MEGAN A. STYLES, then a student at University of Washington, Seattle, Washington, received funding in October 2006 to aid research on 'Global Production in a Contested Local Landscape: The Conflict Surrounding Cut Flower Farming in Kenya,' supervised byDr. Kalyanakrishnan Sivaramakrishnan. Cut flower exports play a critical role in the Kenyan economy. Roses, carnations, and other familiar flower varieties are now the nation's second largest foreign exchange earner, and an estimated 50,000 workers and their dependents rely on jobs within the industry. However, the success of floriculture is often tempered by allegations of environmental degradation at sites of production. The vast majority of Kenyan flowers are grown along the shores of Lake Naivasha, a critical freshwater body located in the Rift Valley that provides a lifeline for local communities and habitat for an impressive number of species. Because of the sensitive and contested nature of the landscape surrounding Lake Naivasha, the potential environmental effects of floriculture are particularly controversial in this locale. This project explores the ways that people living and working in the vicinity of Lake Naivasha view the environmental effects of floriculture and the strategies that they use to address these perceived effects. Although consumer (or buyer-driven) activism has played a vital role in reforming labor conditions and environmental practices in the flower industry, local actors are also a driving force in developing regulatory pathways and conceptualizing new forms of environmental governance in the lake area.
Indrisano, Gregory G., U. of Pittsburgh, Pittsburgh, PA - To aid research on 'Subsistence in Marginal Environments and its Correlations to Environmental Fluctuations and Changing Societal Complexity,' supervised by Dr. Katheryn M. Linduff

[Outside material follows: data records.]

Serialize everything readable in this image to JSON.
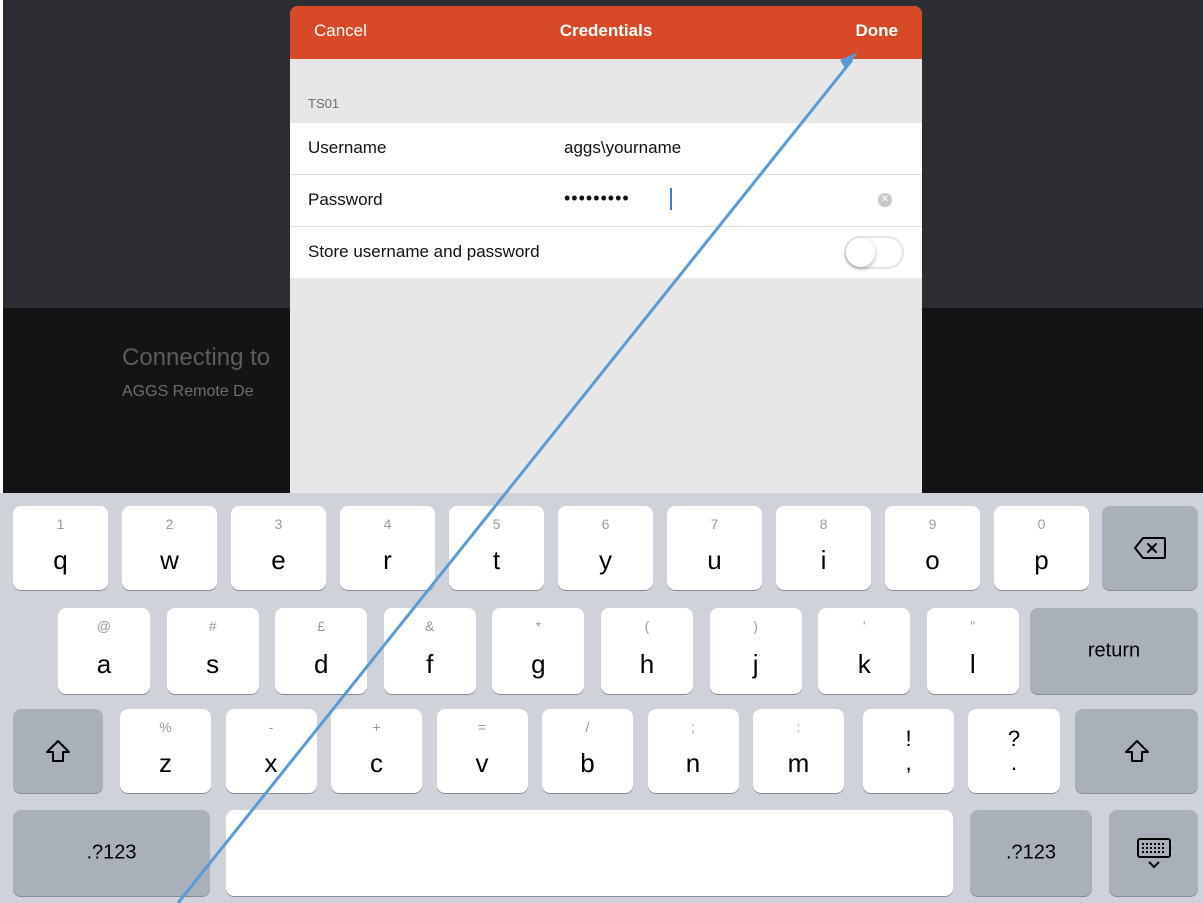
{
  "background": {
    "connecting_title": "Connecting to",
    "connecting_subtitle": "AGGS Remote De"
  },
  "dialog": {
    "cancel_label": "Cancel",
    "title": "Credentials",
    "done_label": "Done",
    "section_header": "TS01",
    "username_label": "Username",
    "username_value": "aggs\\yourname",
    "password_label": "Password",
    "password_value": "•••••••••",
    "store_label": "Store username and password",
    "store_enabled": false
  },
  "keyboard": {
    "row1": [
      {
        "sub": "1",
        "main": "q"
      },
      {
        "sub": "2",
        "main": "w"
      },
      {
        "sub": "3",
        "main": "e"
      },
      {
        "sub": "4",
        "main": "r"
      },
      {
        "sub": "5",
        "main": "t"
      },
      {
        "sub": "6",
        "main": "y"
      },
      {
        "sub": "7",
        "main": "u"
      },
      {
        "sub": "8",
        "main": "i"
      },
      {
        "sub": "9",
        "main": "o"
      },
      {
        "sub": "0",
        "main": "p"
      }
    ],
    "row2": [
      {
        "sub": "@",
        "main": "a"
      },
      {
        "sub": "#",
        "main": "s"
      },
      {
        "sub": "£",
        "main": "d"
      },
      {
        "sub": "&",
        "main": "f"
      },
      {
        "sub": "*",
        "main": "g"
      },
      {
        "sub": "(",
        "main": "h"
      },
      {
        "sub": ")",
        "main": "j"
      },
      {
        "sub": "'",
        "main": "k"
      },
      {
        "sub": "\"",
        "main": "l"
      }
    ],
    "row3": [
      {
        "sub": "%",
        "main": "z"
      },
      {
        "sub": "-",
        "main": "x"
      },
      {
        "sub": "+",
        "main": "c"
      },
      {
        "sub": "=",
        "main": "v"
      },
      {
        "sub": "/",
        "main": "b"
      },
      {
        "sub": ";",
        "main": "n"
      },
      {
        "sub": ":",
        "main": "m"
      }
    ],
    "punct1": {
      "top": "!",
      "bottom": ","
    },
    "punct2": {
      "top": "?",
      "bottom": "."
    },
    "return_label": "return",
    "numbers_label": ".?123"
  }
}
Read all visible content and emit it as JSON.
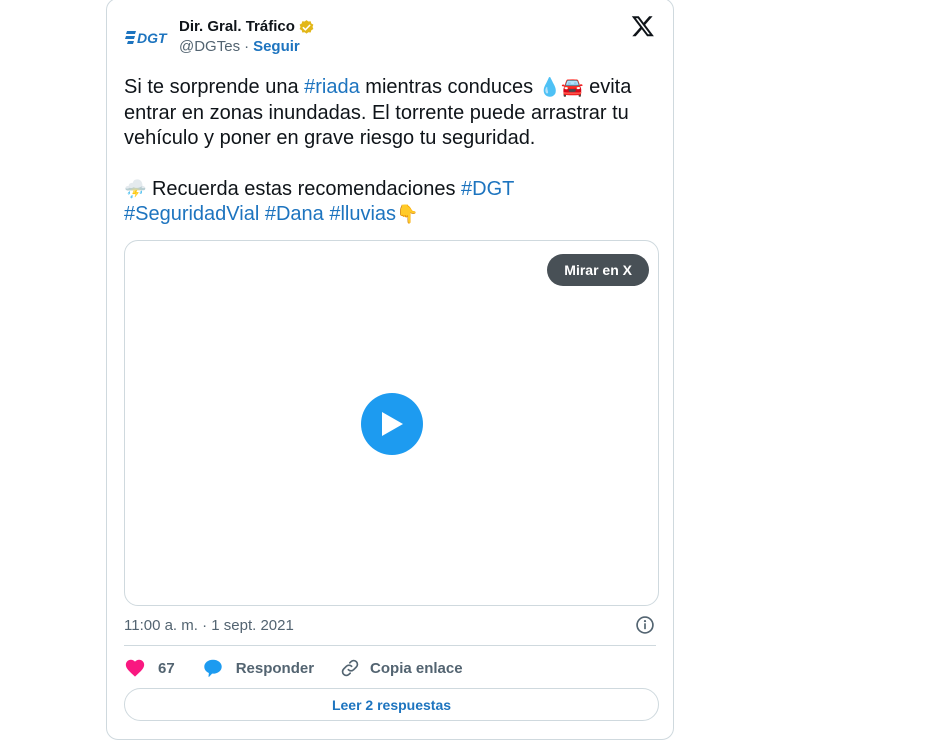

GREGORY G. INDRISANO, then a student at the University of Pittsburgh, Pittsburgh, Pennsylvania, received funding in November 2002 to aid research on 'Subsistence in Marginal Environments and its Correlations to Environmental Fluctuations and Changing Societal Complexity,' supervised by Dr. Katheryn M. Linduff. Full coverage pedestrian surface survey of 102 square kilometers on the northern shore of Daihai Lake, Liangcheng County, Inner Mongolian Autonomous Region, PRC, recorded the extent of ancient habitation from 2900 BCE to 1400 CE. The goal of the project was to systematically record the spatial extent as well as the artifact density and geographic setting of ancient habitation in this region through time. The northern shore of Daihai lake included more than 750 hectares of total occupation producing more than 17,800 sherds from the Laohushan, Zhukaigou, Warring States, Han Dynasty, Liao Dynasty, Yuan Dynasty Periods. Little or no settlement hierarchy is apparent in the settlement pattern for this region until it was integrated into the Central Plain polities during the Warring States Period. From the Warring States into the Han Dynasty Periods, strong settlement hierarchies develop as this region was integrated into the Han Dynasty. After a period of low population this area was once again integrated into the Central Plain Dynasties of the Liao and Yuan, where even further hierarchies develop, centered on the rich lacustrine environment on the shore of Daihai Lake. Another goal of the project was to investigate how these administrative hierarchies affected subsistence strategies in the past. Preliminary results suggest that many of these spatially extensive, administratively complex polities required intensive farming from the peasant populations to feed the large number of unproductive residents. This intensive farming brought people together into densely packed site hierarchies that left little room for herding activities, and the intensive agricultural practices would have limited the ability of farmers to practice mixed economies. If these preliminary results are supported by future analysis, then subsistence is more closely connected with the demands made on farmers by complex polities than by chan